“My attorney already has the proposal I made to you drafted and ready to go. You win and you get it all.”

Ben responded by lunging then backing immediately out of range. Hutch laughed. “Damn you’re quick boy.” A blast of thunder punctuated Hutch’s observation. The skies were beginning to go from pitch black to steel gray and the wind ballooned to a constant roar.

Hutch moved in, arms tucked in to his sides, hands up, palms out; classic Muay Thai, daring Ben to strike. The man’s shins were shiny with scar tissue and Ben knew to avoid those else he’d be clubbed senseless. Hutch jacked up his front knee and lunged; Ben slapped the knee and side-stepped. Hutch followed with a chop that was masked, but Ben saw it coming and ducked, sweeping his foot out to hook Hutch’s back leg.

It was like hooking a stanchion.

Hutch leaped over the hook and flashed a back-kick aimed at Ben’s head; he rolled away from it, then leapt high, whipping a spinning heel hook kick at Hutch’s head, who countered with a forearm block. That hurt Ben more than Hutch and he staggered as he landed awkwardly.

Hutch surged in throwing calculated, precise strikes that Ben was able to block, but the blows were powerful and fast. One slip and Ben would be out of it.

Which maybe wasn’t such a bad thing.

Hutch leaned left, Ben launched himself straight up with his left knee striking squarely under Hutch’s jaw. The crack drew a gasp from Brenda and left Hutch reeling backward. Ben bolted in on Hutch and slammed both elbows on either side of Hutch’s neck, dropping him to his knee, but then he rapid-fired two hard strikes into Ben’s right knee.

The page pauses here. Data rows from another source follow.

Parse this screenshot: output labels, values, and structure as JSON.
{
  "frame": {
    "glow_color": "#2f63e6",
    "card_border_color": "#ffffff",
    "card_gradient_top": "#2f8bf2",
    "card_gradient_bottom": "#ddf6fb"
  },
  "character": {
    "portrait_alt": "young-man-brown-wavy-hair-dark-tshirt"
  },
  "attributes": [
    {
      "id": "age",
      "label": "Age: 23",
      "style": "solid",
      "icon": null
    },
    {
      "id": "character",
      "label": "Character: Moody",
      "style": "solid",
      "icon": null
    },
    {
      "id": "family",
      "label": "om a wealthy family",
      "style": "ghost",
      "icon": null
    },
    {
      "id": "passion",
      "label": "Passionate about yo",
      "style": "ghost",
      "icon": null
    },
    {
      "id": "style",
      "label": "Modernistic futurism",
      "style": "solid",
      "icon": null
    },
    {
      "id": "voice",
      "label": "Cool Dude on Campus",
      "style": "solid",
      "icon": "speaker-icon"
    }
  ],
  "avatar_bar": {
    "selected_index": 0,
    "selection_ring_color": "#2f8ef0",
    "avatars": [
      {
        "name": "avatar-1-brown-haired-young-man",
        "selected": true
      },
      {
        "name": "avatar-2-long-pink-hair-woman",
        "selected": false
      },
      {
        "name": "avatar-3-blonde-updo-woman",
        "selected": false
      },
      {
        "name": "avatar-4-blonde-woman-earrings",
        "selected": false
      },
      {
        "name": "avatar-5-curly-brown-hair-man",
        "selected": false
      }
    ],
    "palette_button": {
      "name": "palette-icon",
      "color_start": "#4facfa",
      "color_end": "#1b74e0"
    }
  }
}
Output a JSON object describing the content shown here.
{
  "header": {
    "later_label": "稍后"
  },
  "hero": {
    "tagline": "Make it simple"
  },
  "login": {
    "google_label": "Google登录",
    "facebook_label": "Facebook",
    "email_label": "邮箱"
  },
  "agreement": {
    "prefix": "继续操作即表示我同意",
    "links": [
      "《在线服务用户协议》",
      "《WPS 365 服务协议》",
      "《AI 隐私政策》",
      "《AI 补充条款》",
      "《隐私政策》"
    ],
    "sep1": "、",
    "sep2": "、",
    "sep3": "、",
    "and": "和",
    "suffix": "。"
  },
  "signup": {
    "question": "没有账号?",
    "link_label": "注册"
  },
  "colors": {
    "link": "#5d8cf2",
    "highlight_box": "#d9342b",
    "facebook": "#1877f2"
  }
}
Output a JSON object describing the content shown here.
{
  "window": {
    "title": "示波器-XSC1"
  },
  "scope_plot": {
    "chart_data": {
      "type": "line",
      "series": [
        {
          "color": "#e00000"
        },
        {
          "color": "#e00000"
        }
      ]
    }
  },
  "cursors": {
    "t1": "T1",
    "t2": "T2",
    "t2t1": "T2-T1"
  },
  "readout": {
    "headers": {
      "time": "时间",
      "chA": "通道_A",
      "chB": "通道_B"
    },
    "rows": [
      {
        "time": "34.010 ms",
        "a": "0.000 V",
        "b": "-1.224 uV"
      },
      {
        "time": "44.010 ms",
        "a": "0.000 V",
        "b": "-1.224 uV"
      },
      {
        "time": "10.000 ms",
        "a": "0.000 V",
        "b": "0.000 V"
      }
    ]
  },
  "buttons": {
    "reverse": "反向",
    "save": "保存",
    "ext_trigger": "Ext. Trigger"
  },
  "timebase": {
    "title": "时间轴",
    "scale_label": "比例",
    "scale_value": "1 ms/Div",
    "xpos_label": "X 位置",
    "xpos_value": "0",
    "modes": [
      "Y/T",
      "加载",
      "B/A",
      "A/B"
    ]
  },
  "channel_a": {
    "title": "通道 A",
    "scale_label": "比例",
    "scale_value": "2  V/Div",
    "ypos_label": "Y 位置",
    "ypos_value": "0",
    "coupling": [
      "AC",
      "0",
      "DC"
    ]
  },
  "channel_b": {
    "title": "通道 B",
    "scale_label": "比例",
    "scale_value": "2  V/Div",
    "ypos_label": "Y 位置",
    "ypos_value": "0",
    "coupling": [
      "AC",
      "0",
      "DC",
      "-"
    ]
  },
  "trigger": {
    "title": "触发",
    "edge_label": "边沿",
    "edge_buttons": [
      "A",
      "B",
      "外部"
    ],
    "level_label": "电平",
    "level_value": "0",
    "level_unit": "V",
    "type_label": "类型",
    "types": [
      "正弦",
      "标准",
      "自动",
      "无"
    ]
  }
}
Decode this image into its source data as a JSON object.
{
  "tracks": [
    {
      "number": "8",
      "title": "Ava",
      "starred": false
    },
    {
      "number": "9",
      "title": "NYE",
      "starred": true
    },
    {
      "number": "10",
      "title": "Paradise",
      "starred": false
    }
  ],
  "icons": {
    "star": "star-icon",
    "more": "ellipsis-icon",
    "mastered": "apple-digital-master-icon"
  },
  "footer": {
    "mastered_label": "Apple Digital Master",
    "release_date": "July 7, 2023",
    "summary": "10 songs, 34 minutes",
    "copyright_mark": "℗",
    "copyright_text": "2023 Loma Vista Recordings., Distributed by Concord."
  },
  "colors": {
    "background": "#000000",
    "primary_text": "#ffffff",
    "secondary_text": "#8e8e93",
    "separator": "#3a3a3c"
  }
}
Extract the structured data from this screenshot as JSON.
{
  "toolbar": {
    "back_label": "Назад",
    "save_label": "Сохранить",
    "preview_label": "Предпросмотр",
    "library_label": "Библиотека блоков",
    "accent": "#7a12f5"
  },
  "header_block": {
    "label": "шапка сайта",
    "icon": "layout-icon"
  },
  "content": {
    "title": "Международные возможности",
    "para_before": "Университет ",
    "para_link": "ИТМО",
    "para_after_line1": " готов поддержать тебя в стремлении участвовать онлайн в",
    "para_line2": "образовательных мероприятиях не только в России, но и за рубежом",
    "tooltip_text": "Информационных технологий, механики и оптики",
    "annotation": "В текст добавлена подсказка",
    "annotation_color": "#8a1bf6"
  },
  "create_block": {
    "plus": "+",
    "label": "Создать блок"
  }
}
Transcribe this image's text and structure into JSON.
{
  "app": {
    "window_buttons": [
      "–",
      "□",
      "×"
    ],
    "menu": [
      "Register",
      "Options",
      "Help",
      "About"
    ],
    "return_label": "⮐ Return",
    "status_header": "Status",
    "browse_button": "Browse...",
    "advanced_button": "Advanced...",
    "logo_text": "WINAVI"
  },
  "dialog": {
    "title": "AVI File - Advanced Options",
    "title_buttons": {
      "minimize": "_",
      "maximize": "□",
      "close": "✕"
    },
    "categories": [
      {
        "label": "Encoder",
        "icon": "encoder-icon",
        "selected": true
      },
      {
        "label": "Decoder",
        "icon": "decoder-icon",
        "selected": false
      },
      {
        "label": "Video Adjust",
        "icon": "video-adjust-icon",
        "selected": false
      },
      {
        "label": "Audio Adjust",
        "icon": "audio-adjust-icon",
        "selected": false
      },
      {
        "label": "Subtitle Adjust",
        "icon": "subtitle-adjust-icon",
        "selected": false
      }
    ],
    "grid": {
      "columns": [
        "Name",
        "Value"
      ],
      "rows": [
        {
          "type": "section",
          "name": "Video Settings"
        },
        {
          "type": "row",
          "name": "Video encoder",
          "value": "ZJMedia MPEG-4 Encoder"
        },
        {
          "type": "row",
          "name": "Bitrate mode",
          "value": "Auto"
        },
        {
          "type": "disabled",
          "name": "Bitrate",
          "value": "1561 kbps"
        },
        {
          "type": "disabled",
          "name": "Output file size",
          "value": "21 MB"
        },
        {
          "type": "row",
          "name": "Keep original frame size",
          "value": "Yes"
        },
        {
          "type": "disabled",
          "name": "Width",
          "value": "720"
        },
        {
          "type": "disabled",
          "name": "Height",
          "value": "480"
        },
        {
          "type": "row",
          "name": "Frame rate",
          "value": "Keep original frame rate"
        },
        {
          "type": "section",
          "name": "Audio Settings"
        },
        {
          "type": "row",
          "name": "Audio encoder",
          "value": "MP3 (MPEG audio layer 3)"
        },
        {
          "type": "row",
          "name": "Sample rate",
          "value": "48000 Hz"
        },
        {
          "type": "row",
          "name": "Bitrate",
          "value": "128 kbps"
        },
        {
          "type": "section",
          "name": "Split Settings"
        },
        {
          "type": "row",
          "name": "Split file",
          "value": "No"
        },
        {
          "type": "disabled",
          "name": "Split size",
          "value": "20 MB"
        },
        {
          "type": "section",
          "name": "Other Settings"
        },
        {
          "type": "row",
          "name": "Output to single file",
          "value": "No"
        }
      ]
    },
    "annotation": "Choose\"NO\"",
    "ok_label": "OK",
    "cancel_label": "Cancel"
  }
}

Searing pain erupted in Ben’s damaged knee and he fell backward. Both men hesitated, collecting themselves, when the storm exploded seemingly right over their heads.

The glass wall was blasted into shards by the thundering sea, inundating the entire training room and engulfing all three in a surging tide that hammered them first against the wall of the house and then yanked them mercilessly out to sea, their little drama dwarfed by the unimaginable fury of the storm.

Ben battled to break the surface of the raging sea, bursting through with a gasp and sputter. He struggled to tread water against the tides and his ruptured knee. But he was able to clear his vision and take stock a bit.

Perhaps one hundred feet away from him, someone was struggling to swim, and judging by the splash, it was Hutch. Ben began side-stroking toward the man who was no longer splashing. As he hove into view, Ben could see streamers of blood mingling with the whitecaps and Hutch’s head barely breaking the surface. Then his head sank and didn’t rise again.

The house was utterly demolished, debris littering the sea all around Ben, and he latched onto timber and slow-kicked himself to shore where he found Brenda, barely alive with a jagged chunk of timber sticking out of her chest and a glittering shard of glass protruding from where her eye should have been.

Ben crawled on shore, aided by waves that battered him and flattened him to the sand. He raised his head, roughly wiped hair from his eyes. “I won, you lunatic bastard. I won.”